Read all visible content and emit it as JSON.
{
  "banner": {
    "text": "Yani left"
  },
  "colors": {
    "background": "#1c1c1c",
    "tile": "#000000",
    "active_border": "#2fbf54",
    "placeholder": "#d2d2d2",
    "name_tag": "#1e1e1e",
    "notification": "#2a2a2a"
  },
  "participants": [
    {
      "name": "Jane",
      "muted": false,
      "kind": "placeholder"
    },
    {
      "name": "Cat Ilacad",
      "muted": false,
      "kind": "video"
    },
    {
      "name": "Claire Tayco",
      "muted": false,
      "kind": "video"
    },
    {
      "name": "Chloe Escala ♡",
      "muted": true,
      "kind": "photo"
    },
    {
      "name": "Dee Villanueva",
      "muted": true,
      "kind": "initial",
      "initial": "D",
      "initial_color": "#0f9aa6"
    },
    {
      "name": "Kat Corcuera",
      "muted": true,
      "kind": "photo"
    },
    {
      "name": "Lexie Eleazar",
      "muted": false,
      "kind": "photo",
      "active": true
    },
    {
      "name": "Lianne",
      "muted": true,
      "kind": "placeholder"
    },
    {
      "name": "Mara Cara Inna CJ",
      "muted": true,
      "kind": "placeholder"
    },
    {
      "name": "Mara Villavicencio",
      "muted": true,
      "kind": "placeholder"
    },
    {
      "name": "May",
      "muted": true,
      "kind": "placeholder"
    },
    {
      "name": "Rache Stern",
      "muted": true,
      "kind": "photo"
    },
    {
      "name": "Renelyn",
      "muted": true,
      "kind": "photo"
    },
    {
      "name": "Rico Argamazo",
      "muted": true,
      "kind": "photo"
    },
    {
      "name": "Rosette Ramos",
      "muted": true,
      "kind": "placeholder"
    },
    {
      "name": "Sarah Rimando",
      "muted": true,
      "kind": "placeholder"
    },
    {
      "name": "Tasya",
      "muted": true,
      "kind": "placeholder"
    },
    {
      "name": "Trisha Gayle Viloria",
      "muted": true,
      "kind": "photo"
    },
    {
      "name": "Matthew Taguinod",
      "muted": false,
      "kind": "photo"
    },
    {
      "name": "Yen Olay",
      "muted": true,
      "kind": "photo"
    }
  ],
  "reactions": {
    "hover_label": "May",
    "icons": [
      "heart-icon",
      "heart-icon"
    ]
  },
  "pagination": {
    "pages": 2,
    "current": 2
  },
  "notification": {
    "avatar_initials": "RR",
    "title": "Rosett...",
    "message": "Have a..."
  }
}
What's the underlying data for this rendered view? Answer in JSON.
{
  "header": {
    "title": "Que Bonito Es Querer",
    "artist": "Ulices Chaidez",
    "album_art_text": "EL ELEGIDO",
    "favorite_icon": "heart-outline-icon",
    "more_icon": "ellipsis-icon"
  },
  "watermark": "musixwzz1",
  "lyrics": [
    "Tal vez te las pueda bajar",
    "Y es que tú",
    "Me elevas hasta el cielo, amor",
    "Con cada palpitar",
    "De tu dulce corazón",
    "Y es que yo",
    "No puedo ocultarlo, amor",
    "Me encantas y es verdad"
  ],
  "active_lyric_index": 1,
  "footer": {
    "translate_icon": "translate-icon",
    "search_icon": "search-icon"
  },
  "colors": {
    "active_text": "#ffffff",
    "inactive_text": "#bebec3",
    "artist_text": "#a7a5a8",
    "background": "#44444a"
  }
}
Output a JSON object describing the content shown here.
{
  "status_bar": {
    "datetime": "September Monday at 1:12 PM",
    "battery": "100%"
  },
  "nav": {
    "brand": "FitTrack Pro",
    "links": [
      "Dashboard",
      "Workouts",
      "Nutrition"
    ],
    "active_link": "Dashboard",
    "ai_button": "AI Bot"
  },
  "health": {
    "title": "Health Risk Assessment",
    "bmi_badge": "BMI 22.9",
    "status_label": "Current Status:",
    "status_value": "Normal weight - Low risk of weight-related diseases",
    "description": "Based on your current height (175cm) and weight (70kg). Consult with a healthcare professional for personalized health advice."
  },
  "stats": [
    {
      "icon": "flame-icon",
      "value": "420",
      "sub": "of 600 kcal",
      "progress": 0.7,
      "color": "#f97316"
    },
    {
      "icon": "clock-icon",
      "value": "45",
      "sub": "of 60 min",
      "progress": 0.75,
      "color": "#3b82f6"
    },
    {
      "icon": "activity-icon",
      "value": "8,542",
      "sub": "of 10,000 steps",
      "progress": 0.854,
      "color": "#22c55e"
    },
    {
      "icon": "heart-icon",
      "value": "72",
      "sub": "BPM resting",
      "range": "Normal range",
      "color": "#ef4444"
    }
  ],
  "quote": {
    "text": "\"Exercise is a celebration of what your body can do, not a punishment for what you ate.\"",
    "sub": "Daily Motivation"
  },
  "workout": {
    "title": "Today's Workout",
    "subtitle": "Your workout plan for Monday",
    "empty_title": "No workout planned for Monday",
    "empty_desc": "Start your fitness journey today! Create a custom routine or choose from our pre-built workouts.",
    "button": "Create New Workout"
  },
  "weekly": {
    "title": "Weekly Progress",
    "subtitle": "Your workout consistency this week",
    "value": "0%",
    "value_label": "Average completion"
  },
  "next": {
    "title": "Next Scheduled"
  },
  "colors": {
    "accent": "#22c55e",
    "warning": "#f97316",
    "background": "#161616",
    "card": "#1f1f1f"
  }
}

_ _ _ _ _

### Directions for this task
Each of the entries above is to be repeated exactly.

### Finished exercise
Read all visible content and emit it as JSON.
{
  "banner": {
    "text": "Yani left"
  },
  "colors": {
    "background": "#1c1c1c",
    "tile": "#000000",
    "active_border": "#2fbf54",
    "placeholder": "#d2d2d2",
    "name_tag": "#1e1e1e",
    "notification": "#2a2a2a"
  },
  "participants": [
    {
      "name": "Jane",
      "muted": false,
      "kind": "placeholder"
    },
    {
      "name": "Cat Ilacad",
      "muted": false,
      "kind": "video"
    },
    {
      "name": "Claire Tayco",
      "muted": false,
      "kind": "video"
    },
    {
      "name": "Chloe Escala ♡",
      "muted": true,
      "kind": "photo"
    },
    {
      "name": "Dee Villanueva",
      "muted": true,
      "kind": "initial",
      "initial": "D",
      "initial_color": "#0f9aa6"
    },
    {
      "name": "Kat Corcuera",
      "muted": true,
      "kind": "photo"
    },
    {
      "name": "Lexie Eleazar",
      "muted": false,
      "kind": "photo",
      "active": true
    },
    {
      "name": "Lianne",
      "muted": true,
      "kind": "placeholder"
    },
    {
      "name": "Mara Cara Inna CJ",
      "muted": true,
      "kind": "placeholder"
    },
    {
      "name": "Mara Villavicencio",
      "muted": true,
      "kind": "placeholder"
    },
    {
      "name": "May",
      "muted": true,
      "kind": "placeholder"
    },
    {
      "name": "Rache Stern",
      "muted": true,
      "kind": "photo"
    },
    {
      "name": "Renelyn",
      "muted": true,
      "kind": "photo"
    },
    {
      "name": "Rico Argamazo",
      "muted": true,
      "kind": "photo"
    },
    {
      "name": "Rosette Ramos",
      "muted": true,
      "kind": "placeholder"
    },
    {
      "name": "Sarah Rimando",
      "muted": true,
      "kind": "placeholder"
    },
    {
      "name": "Tasya",
      "muted": true,
      "kind": "placeholder"
    },
    {
      "name": "Trisha Gayle Viloria",
      "muted": true,
      "kind": "photo"
    },
    {
      "name": "Matthew Taguinod",
      "muted": false,
      "kind": "photo"
    },
    {
      "name": "Yen Olay",
      "muted": true,
      "kind": "photo"
    }
  ],
  "reactions": {
    "hover_label": "May",
    "icons": [
      "heart-icon",
      "heart-icon"
    ]
  },
  "pagination": {
    "pages": 2,
    "current": 2
  },
  "notification": {
    "avatar_initials": "RR",
    "title": "Rosett...",
    "message": "Have a..."
  }
}
What's the underlying data for this rendered view? Answer in JSON.
{
  "header": {
    "title": "Que Bonito Es Querer",
    "artist": "Ulices Chaidez",
    "album_art_text": "EL ELEGIDO",
    "favorite_icon": "heart-outline-icon",
    "more_icon": "ellipsis-icon"
  },
  "watermark": "musixwzz1",
  "lyrics": [
    "Tal vez te las pueda bajar",
    "Y es que tú",
    "Me elevas hasta el cielo, amor",
    "Con cada palpitar",
    "De tu dulce corazón",
    "Y es que yo",
    "No puedo ocultarlo, amor",
    "Me encantas y es verdad"
  ],
  "active_lyric_index": 1,
  "footer": {
    "translate_icon": "translate-icon",
    "search_icon": "search-icon"
  },
  "colors": {
    "active_text": "#ffffff",
    "inactive_text": "#bebec3",
    "artist_text": "#a7a5a8",
    "background": "#44444a"
  }
}
Output a JSON object describing the content shown here.
{
  "status_bar": {
    "datetime": "September Monday at 1:12 PM",
    "battery": "100%"
  },
  "nav": {
    "brand": "FitTrack Pro",
    "links": [
      "Dashboard",
      "Workouts",
      "Nutrition"
    ],
    "active_link": "Dashboard",
    "ai_button": "AI Bot"
  },
  "health": {
    "title": "Health Risk Assessment",
    "bmi_badge": "BMI 22.9",
    "status_label": "Current Status:",
    "status_value": "Normal weight - Low risk of weight-related diseases",
    "description": "Based on your current height (175cm) and weight (70kg). Consult with a healthcare professional for personalized health advice."
  },
  "stats": [
    {
      "icon": "flame-icon",
      "value": "420",
      "sub": "of 600 kcal",
      "progress": 0.7,
      "color": "#f97316"
    },
    {
      "icon": "clock-icon",
      "value": "45",
      "sub": "of 60 min",
      "progress": 0.75,
      "color": "#3b82f6"
    },
    {
      "icon": "activity-icon",
      "value": "8,542",
      "sub": "of 10,000 steps",
      "progress": 0.854,
      "color": "#22c55e"
    },
    {
      "icon": "heart-icon",
      "value": "72",
      "sub": "BPM resting",
      "range": "Normal range",
      "color": "#ef4444"
    }
  ],
  "quote": {
    "text": "\"Exercise is a celebration of what your body can do, not a punishment for what you ate.\"",
    "sub": "Daily Motivation"
  },
  "workout": {
    "title": "Today's Workout",
    "subtitle": "Your workout plan for Monday",
    "empty_title": "No workout planned for Monday",
    "empty_desc": "Start your fitness journey today! Create a custom routine or choose from our pre-built workouts.",
    "button": "Create New Workout"
  },
  "weekly": {
    "title": "Weekly Progress",
    "subtitle": "Your workout consistency this week",
    "value": "0%",
    "value_label": "Average completion"
  },
  "next": {
    "title": "Next Scheduled"
  },
  "colors": {
    "accent": "#22c55e",
    "warning": "#f97316",
    "background": "#161616",
    "card": "#1f1f1f"
  }
}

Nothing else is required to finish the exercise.